▸ **Problem description**
The output is a word-for-word repeat of the listing below, free of images.

▸ **Material for this exercise**
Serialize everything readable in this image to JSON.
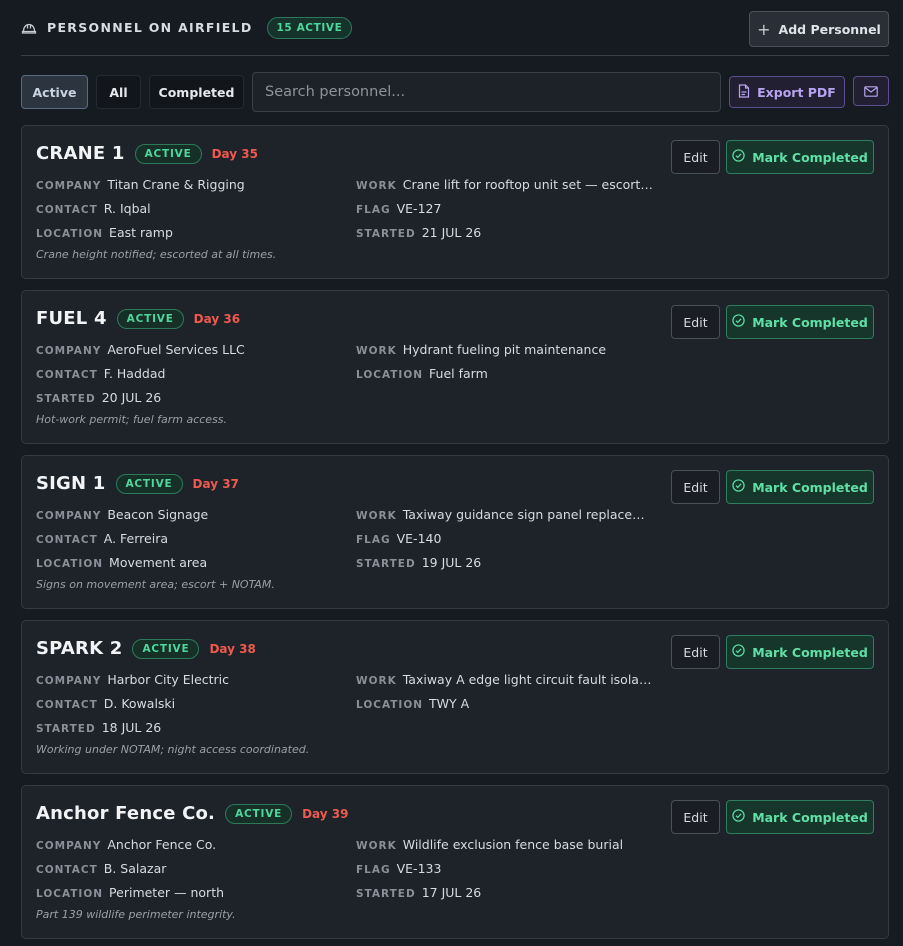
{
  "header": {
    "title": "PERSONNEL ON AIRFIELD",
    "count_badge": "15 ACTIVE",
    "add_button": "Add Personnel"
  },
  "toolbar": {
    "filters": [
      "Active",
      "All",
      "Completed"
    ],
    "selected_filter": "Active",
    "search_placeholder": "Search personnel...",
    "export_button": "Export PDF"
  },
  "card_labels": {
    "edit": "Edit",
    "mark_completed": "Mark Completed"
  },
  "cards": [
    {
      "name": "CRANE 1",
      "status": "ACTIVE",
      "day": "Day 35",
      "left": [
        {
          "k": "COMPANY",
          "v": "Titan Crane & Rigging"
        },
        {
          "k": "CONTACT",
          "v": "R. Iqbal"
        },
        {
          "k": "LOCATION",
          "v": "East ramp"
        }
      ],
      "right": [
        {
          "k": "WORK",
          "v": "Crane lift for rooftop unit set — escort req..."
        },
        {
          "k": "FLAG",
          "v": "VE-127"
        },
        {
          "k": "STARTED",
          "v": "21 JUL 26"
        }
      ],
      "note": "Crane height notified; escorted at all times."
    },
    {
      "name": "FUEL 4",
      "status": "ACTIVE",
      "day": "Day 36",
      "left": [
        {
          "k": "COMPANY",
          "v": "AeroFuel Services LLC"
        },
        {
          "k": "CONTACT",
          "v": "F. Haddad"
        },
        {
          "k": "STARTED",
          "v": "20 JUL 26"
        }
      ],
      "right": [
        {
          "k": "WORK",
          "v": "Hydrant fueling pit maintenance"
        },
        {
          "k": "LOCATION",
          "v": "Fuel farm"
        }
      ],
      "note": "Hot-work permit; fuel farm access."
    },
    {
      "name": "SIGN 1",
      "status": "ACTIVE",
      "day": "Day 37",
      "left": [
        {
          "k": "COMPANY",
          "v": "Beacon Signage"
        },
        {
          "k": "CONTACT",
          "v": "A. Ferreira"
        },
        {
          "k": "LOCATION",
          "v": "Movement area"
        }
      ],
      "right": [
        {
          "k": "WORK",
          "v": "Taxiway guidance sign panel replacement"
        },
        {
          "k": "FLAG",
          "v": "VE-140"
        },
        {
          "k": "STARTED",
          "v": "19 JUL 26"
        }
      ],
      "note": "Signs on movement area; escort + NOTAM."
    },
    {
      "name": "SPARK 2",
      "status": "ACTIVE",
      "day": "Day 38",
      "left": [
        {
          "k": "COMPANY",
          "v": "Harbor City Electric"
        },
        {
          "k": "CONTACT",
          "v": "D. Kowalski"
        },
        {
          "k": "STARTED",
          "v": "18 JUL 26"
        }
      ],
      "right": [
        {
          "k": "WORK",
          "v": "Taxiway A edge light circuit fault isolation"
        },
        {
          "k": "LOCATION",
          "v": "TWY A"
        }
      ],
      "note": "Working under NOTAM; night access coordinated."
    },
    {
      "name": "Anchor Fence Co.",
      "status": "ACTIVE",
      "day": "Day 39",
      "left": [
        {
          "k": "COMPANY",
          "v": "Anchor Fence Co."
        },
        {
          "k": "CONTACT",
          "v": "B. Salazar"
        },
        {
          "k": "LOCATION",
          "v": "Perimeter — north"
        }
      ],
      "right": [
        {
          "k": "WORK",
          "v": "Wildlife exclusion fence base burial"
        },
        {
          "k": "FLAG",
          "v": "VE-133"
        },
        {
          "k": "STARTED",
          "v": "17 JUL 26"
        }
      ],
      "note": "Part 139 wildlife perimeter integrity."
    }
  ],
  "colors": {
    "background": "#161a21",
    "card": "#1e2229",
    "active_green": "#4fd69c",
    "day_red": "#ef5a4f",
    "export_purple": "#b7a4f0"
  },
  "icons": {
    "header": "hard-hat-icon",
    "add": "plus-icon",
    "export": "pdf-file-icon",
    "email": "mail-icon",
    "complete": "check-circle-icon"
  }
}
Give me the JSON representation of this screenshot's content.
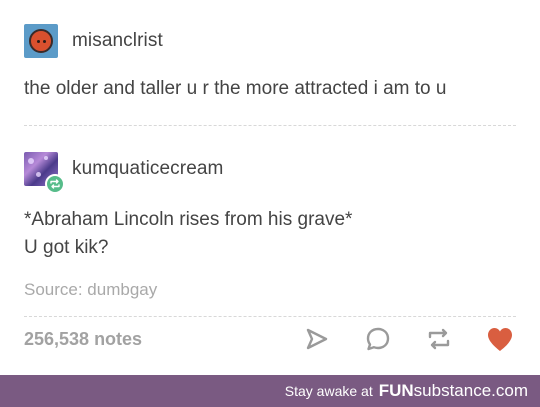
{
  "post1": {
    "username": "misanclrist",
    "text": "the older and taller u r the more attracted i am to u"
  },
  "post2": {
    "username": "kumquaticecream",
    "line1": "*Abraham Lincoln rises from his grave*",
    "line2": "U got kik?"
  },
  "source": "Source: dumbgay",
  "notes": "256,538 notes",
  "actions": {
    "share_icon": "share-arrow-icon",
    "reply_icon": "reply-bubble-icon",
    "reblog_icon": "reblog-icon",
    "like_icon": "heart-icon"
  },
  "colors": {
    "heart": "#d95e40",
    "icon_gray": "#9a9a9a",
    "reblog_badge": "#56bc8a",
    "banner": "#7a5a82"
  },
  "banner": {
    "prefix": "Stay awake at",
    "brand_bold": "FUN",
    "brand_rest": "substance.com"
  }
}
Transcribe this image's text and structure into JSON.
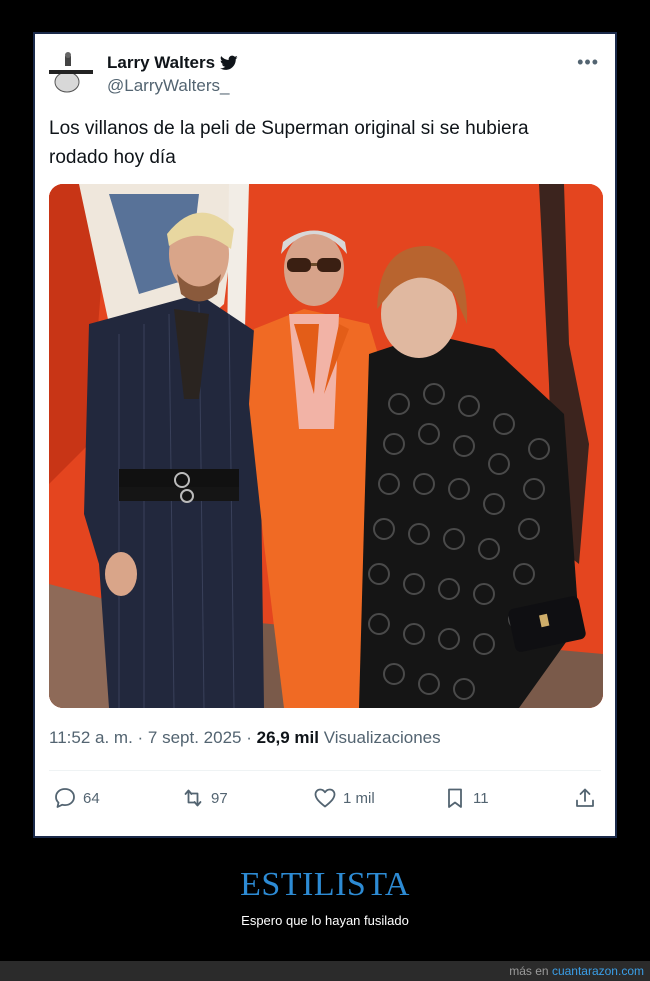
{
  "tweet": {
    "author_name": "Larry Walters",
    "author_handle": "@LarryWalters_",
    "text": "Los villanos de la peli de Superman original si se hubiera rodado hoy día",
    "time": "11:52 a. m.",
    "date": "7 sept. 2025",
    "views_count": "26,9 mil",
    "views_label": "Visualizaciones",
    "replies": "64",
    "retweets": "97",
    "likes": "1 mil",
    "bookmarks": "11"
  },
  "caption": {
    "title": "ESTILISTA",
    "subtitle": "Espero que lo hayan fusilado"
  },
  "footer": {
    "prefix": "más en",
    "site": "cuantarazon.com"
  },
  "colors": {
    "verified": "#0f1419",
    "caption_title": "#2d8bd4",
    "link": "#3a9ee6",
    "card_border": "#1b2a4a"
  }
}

▸ **Result of the task**
Serialize everything readable in this image to JSON.
{
  "header": {
    "title": "PERSONNEL ON AIRFIELD",
    "count_badge": "15 ACTIVE",
    "add_button": "Add Personnel"
  },
  "toolbar": {
    "filters": [
      "Active",
      "All",
      "Completed"
    ],
    "selected_filter": "Active",
    "search_placeholder": "Search personnel...",
    "export_button": "Export PDF"
  },
  "card_labels": {
    "edit": "Edit",
    "mark_completed": "Mark Completed"
  },
  "cards": [
    {
      "name": "CRANE 1",
      "status": "ACTIVE",
      "day": "Day 35",
      "left": [
        {
          "k": "COMPANY",
          "v": "Titan Crane & Rigging"
        },
        {
          "k": "CONTACT",
          "v": "R. Iqbal"
        },
        {
          "k": "LOCATION",
          "v": "East ramp"
        }
      ],
      "right": [
        {
          "k": "WORK",
          "v": "Crane lift for rooftop unit set — escort req..."
        },
        {
          "k": "FLAG",
          "v": "VE-127"
        },
        {
          "k": "STARTED",
          "v": "21 JUL 26"
        }
      ],
      "note": "Crane height notified; escorted at all times."
    },
    {
      "name": "FUEL 4",
      "status": "ACTIVE",
      "day": "Day 36",
      "left": [
        {
          "k": "COMPANY",
          "v": "AeroFuel Services LLC"
        },
        {
          "k": "CONTACT",
          "v": "F. Haddad"
        },
        {
          "k": "STARTED",
          "v": "20 JUL 26"
        }
      ],
      "right": [
        {
          "k": "WORK",
          "v": "Hydrant fueling pit maintenance"
        },
        {
          "k": "LOCATION",
          "v": "Fuel farm"
        }
      ],
      "note": "Hot-work permit; fuel farm access."
    },
    {
      "name": "SIGN 1",
      "status": "ACTIVE",
      "day": "Day 37",
      "left": [
        {
          "k": "COMPANY",
          "v": "Beacon Signage"
        },
        {
          "k": "CONTACT",
          "v": "A. Ferreira"
        },
        {
          "k": "LOCATION",
          "v": "Movement area"
        }
      ],
      "right": [
        {
          "k": "WORK",
          "v": "Taxiway guidance sign panel replacement"
        },
        {
          "k": "FLAG",
          "v": "VE-140"
        },
        {
          "k": "STARTED",
          "v": "19 JUL 26"
        }
      ],
      "note": "Signs on movement area; escort + NOTAM."
    },
    {
      "name": "SPARK 2",
      "status": "ACTIVE",
      "day": "Day 38",
      "left": [
        {
          "k": "COMPANY",
          "v": "Harbor City Electric"
        },
        {
          "k": "CONTACT",
          "v": "D. Kowalski"
        },
        {
          "k": "STARTED",
          "v": "18 JUL 26"
        }
      ],
      "right": [
        {
          "k": "WORK",
          "v": "Taxiway A edge light circuit fault isolation"
        },
        {
          "k": "LOCATION",
          "v": "TWY A"
        }
      ],
      "note": "Working under NOTAM; night access coordinated."
    },
    {
      "name": "Anchor Fence Co.",
      "status": "ACTIVE",
      "day": "Day 39",
      "left": [
        {
          "k": "COMPANY",
          "v": "Anchor Fence Co."
        },
        {
          "k": "CONTACT",
          "v": "B. Salazar"
        },
        {
          "k": "LOCATION",
          "v": "Perimeter — north"
        }
      ],
      "right": [
        {
          "k": "WORK",
          "v": "Wildlife exclusion fence base burial"
        },
        {
          "k": "FLAG",
          "v": "VE-133"
        },
        {
          "k": "STARTED",
          "v": "17 JUL 26"
        }
      ],
      "note": "Part 139 wildlife perimeter integrity."
    }
  ],
  "colors": {
    "background": "#161a21",
    "card": "#1e2229",
    "active_green": "#4fd69c",
    "day_red": "#ef5a4f",
    "export_purple": "#b7a4f0"
  },
  "icons": {
    "header": "hard-hat-icon",
    "add": "plus-icon",
    "export": "pdf-file-icon",
    "email": "mail-icon",
    "complete": "check-circle-icon"
  }
}
Give me the JSON representation of this screenshot's content.
{
  "post1": {
    "username": "misanclrist",
    "text": "the older and taller u r the more attracted i am to u"
  },
  "post2": {
    "username": "kumquaticecream",
    "line1": "*Abraham Lincoln rises from his grave*",
    "line2": "U got kik?"
  },
  "source": "Source: dumbgay",
  "notes": "256,538 notes",
  "actions": {
    "share_icon": "share-arrow-icon",
    "reply_icon": "reply-bubble-icon",
    "reblog_icon": "reblog-icon",
    "like_icon": "heart-icon"
  },
  "colors": {
    "heart": "#d95e40",
    "icon_gray": "#9a9a9a",
    "reblog_badge": "#56bc8a",
    "banner": "#7a5a82"
  },
  "banner": {
    "prefix": "Stay awake at",
    "brand_bold": "FUN",
    "brand_rest": "substance.com"
  }
}
Transcribe this image's text and structure into JSON.
{
  "tweet": {
    "author_name": "Larry Walters",
    "author_handle": "@LarryWalters_",
    "text": "Los villanos de la peli de Superman original si se hubiera rodado hoy día",
    "time": "11:52 a. m.",
    "date": "7 sept. 2025",
    "views_count": "26,9 mil",
    "views_label": "Visualizaciones",
    "replies": "64",
    "retweets": "97",
    "likes": "1 mil",
    "bookmarks": "11"
  },
  "caption": {
    "title": "ESTILISTA",
    "subtitle": "Espero que lo hayan fusilado"
  },
  "footer": {
    "prefix": "más en",
    "site": "cuantarazon.com"
  },
  "colors": {
    "verified": "#0f1419",
    "caption_title": "#2d8bd4",
    "link": "#3a9ee6",
    "card_border": "#1b2a4a"
  }
}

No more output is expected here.